** Opening PROVIDED RECORDS block **

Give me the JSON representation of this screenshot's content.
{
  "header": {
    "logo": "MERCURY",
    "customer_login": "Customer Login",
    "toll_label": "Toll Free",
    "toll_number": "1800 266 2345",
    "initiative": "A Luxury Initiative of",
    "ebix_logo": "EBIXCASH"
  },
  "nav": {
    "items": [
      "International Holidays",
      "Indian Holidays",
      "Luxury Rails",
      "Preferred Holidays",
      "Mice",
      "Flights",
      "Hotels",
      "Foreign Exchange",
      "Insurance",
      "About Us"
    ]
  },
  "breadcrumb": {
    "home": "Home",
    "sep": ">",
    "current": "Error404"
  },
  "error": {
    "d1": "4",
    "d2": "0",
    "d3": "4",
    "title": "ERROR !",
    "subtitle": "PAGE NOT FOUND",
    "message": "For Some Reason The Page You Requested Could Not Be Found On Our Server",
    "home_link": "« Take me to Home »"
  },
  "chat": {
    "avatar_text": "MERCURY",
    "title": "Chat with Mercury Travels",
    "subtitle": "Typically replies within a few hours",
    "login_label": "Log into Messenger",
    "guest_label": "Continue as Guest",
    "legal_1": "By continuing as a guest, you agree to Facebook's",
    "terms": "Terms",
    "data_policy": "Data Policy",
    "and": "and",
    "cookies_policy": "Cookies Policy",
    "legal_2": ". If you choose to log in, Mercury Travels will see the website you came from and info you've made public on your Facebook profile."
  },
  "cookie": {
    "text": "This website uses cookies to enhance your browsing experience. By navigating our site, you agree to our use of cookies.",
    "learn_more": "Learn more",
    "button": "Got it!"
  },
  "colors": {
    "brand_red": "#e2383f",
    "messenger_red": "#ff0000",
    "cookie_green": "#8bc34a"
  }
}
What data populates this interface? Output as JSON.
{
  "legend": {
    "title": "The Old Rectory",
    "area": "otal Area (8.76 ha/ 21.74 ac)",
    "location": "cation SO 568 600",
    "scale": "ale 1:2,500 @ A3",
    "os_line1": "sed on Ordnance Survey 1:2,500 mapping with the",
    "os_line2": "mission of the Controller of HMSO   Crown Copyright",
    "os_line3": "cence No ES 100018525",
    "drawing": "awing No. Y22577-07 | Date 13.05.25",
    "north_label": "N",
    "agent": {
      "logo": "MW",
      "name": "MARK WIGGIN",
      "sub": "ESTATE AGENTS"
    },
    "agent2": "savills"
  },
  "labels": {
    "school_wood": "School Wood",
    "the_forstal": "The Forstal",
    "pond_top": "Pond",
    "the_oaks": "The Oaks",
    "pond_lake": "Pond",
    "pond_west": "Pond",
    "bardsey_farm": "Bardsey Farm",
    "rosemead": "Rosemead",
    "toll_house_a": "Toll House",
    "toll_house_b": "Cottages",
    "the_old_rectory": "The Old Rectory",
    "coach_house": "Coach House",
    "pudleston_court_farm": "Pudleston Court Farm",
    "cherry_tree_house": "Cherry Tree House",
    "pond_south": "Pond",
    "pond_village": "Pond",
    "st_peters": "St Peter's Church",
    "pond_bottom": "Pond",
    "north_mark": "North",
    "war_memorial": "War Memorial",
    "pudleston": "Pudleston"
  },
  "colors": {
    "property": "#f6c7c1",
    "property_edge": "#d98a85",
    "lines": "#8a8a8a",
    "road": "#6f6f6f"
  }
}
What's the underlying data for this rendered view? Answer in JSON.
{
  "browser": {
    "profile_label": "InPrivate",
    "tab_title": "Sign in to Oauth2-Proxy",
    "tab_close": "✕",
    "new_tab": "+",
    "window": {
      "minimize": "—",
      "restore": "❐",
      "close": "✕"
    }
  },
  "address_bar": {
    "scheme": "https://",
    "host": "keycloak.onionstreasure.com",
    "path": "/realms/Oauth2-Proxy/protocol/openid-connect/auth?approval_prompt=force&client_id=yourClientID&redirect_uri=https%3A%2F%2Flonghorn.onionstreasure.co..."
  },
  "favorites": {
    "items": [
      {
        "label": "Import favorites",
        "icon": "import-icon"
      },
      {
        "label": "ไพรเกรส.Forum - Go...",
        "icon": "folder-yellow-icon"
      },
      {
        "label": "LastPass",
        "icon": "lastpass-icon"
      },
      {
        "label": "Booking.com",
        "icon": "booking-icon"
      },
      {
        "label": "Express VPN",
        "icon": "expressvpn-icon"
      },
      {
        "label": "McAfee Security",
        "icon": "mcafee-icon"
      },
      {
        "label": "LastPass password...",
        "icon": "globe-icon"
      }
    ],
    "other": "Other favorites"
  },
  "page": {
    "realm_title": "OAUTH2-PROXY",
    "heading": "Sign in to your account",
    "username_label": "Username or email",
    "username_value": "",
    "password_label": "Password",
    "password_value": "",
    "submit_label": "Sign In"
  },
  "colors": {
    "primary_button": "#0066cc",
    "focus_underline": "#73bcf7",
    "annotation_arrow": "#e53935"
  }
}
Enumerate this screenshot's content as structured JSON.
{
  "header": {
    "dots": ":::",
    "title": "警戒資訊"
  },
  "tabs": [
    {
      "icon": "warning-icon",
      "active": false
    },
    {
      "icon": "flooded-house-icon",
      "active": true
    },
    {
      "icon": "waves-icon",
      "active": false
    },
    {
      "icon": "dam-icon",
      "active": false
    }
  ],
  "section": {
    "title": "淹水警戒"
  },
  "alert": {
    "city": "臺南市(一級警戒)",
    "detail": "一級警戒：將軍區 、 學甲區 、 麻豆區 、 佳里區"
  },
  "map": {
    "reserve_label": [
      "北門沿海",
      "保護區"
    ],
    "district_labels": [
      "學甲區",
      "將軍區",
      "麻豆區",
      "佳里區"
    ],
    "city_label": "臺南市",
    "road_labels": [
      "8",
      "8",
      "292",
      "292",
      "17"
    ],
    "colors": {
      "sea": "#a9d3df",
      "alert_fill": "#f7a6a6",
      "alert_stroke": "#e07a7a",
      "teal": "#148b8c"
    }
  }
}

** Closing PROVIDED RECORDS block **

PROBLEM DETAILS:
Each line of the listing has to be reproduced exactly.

RESULT:
Give me the JSON representation of this screenshot's content.
{
  "header": {
    "logo": "MERCURY",
    "customer_login": "Customer Login",
    "toll_label": "Toll Free",
    "toll_number": "1800 266 2345",
    "initiative": "A Luxury Initiative of",
    "ebix_logo": "EBIXCASH"
  },
  "nav": {
    "items": [
      "International Holidays",
      "Indian Holidays",
      "Luxury Rails",
      "Preferred Holidays",
      "Mice",
      "Flights",
      "Hotels",
      "Foreign Exchange",
      "Insurance",
      "About Us"
    ]
  },
  "breadcrumb": {
    "home": "Home",
    "sep": ">",
    "current": "Error404"
  },
  "error": {
    "d1": "4",
    "d2": "0",
    "d3": "4",
    "title": "ERROR !",
    "subtitle": "PAGE NOT FOUND",
    "message": "For Some Reason The Page You Requested Could Not Be Found On Our Server",
    "home_link": "« Take me to Home »"
  },
  "chat": {
    "avatar_text": "MERCURY",
    "title": "Chat with Mercury Travels",
    "subtitle": "Typically replies within a few hours",
    "login_label": "Log into Messenger",
    "guest_label": "Continue as Guest",
    "legal_1": "By continuing as a guest, you agree to Facebook's",
    "terms": "Terms",
    "data_policy": "Data Policy",
    "and": "and",
    "cookies_policy": "Cookies Policy",
    "legal_2": ". If you choose to log in, Mercury Travels will see the website you came from and info you've made public on your Facebook profile."
  },
  "cookie": {
    "text": "This website uses cookies to enhance your browsing experience. By navigating our site, you agree to our use of cookies.",
    "learn_more": "Learn more",
    "button": "Got it!"
  },
  "colors": {
    "brand_red": "#e2383f",
    "messenger_red": "#ff0000",
    "cookie_green": "#8bc34a"
  }
}
What data populates this interface? Output as JSON.
{
  "legend": {
    "title": "The Old Rectory",
    "area": "otal Area (8.76 ha/ 21.74 ac)",
    "location": "cation SO 568 600",
    "scale": "ale 1:2,500 @ A3",
    "os_line1": "sed on Ordnance Survey 1:2,500 mapping with the",
    "os_line2": "mission of the Controller of HMSO   Crown Copyright",
    "os_line3": "cence No ES 100018525",
    "drawing": "awing No. Y22577-07 | Date 13.05.25",
    "north_label": "N",
    "agent": {
      "logo": "MW",
      "name": "MARK WIGGIN",
      "sub": "ESTATE AGENTS"
    },
    "agent2": "savills"
  },
  "labels": {
    "school_wood": "School Wood",
    "the_forstal": "The Forstal",
    "pond_top": "Pond",
    "the_oaks": "The Oaks",
    "pond_lake": "Pond",
    "pond_west": "Pond",
    "bardsey_farm": "Bardsey Farm",
    "rosemead": "Rosemead",
    "toll_house_a": "Toll House",
    "toll_house_b": "Cottages",
    "the_old_rectory": "The Old Rectory",
    "coach_house": "Coach House",
    "pudleston_court_farm": "Pudleston Court Farm",
    "cherry_tree_house": "Cherry Tree House",
    "pond_south": "Pond",
    "pond_village": "Pond",
    "st_peters": "St Peter's Church",
    "pond_bottom": "Pond",
    "north_mark": "North",
    "war_memorial": "War Memorial",
    "pudleston": "Pudleston"
  },
  "colors": {
    "property": "#f6c7c1",
    "property_edge": "#d98a85",
    "lines": "#8a8a8a",
    "road": "#6f6f6f"
  }
}
What's the underlying data for this rendered view? Answer in JSON.
{
  "browser": {
    "profile_label": "InPrivate",
    "tab_title": "Sign in to Oauth2-Proxy",
    "tab_close": "✕",
    "new_tab": "+",
    "window": {
      "minimize": "—",
      "restore": "❐",
      "close": "✕"
    }
  },
  "address_bar": {
    "scheme": "https://",
    "host": "keycloak.onionstreasure.com",
    "path": "/realms/Oauth2-Proxy/protocol/openid-connect/auth?approval_prompt=force&client_id=yourClientID&redirect_uri=https%3A%2F%2Flonghorn.onionstreasure.co..."
  },
  "favorites": {
    "items": [
      {
        "label": "Import favorites",
        "icon": "import-icon"
      },
      {
        "label": "ไพรเกรส.Forum - Go...",
        "icon": "folder-yellow-icon"
      },
      {
        "label": "LastPass",
        "icon": "lastpass-icon"
      },
      {
        "label": "Booking.com",
        "icon": "booking-icon"
      },
      {
        "label": "Express VPN",
        "icon": "expressvpn-icon"
      },
      {
        "label": "McAfee Security",
        "icon": "mcafee-icon"
      },
      {
        "label": "LastPass password...",
        "icon": "globe-icon"
      }
    ],
    "other": "Other favorites"
  },
  "page": {
    "realm_title": "OAUTH2-PROXY",
    "heading": "Sign in to your account",
    "username_label": "Username or email",
    "username_value": "",
    "password_label": "Password",
    "password_value": "",
    "submit_label": "Sign In"
  },
  "colors": {
    "primary_button": "#0066cc",
    "focus_underline": "#73bcf7",
    "annotation_arrow": "#e53935"
  }
}
Enumerate this screenshot's content as structured JSON.
{
  "header": {
    "dots": ":::",
    "title": "警戒資訊"
  },
  "tabs": [
    {
      "icon": "warning-icon",
      "active": false
    },
    {
      "icon": "flooded-house-icon",
      "active": true
    },
    {
      "icon": "waves-icon",
      "active": false
    },
    {
      "icon": "dam-icon",
      "active": false
    }
  ],
  "section": {
    "title": "淹水警戒"
  },
  "alert": {
    "city": "臺南市(一級警戒)",
    "detail": "一級警戒：將軍區 、 學甲區 、 麻豆區 、 佳里區"
  },
  "map": {
    "reserve_label": [
      "北門沿海",
      "保護區"
    ],
    "district_labels": [
      "學甲區",
      "將軍區",
      "麻豆區",
      "佳里區"
    ],
    "city_label": "臺南市",
    "road_labels": [
      "8",
      "8",
      "292",
      "292",
      "17"
    ],
    "colors": {
      "sea": "#a9d3df",
      "alert_fill": "#f7a6a6",
      "alert_stroke": "#e07a7a",
      "teal": "#148b8c"
    }
  }
}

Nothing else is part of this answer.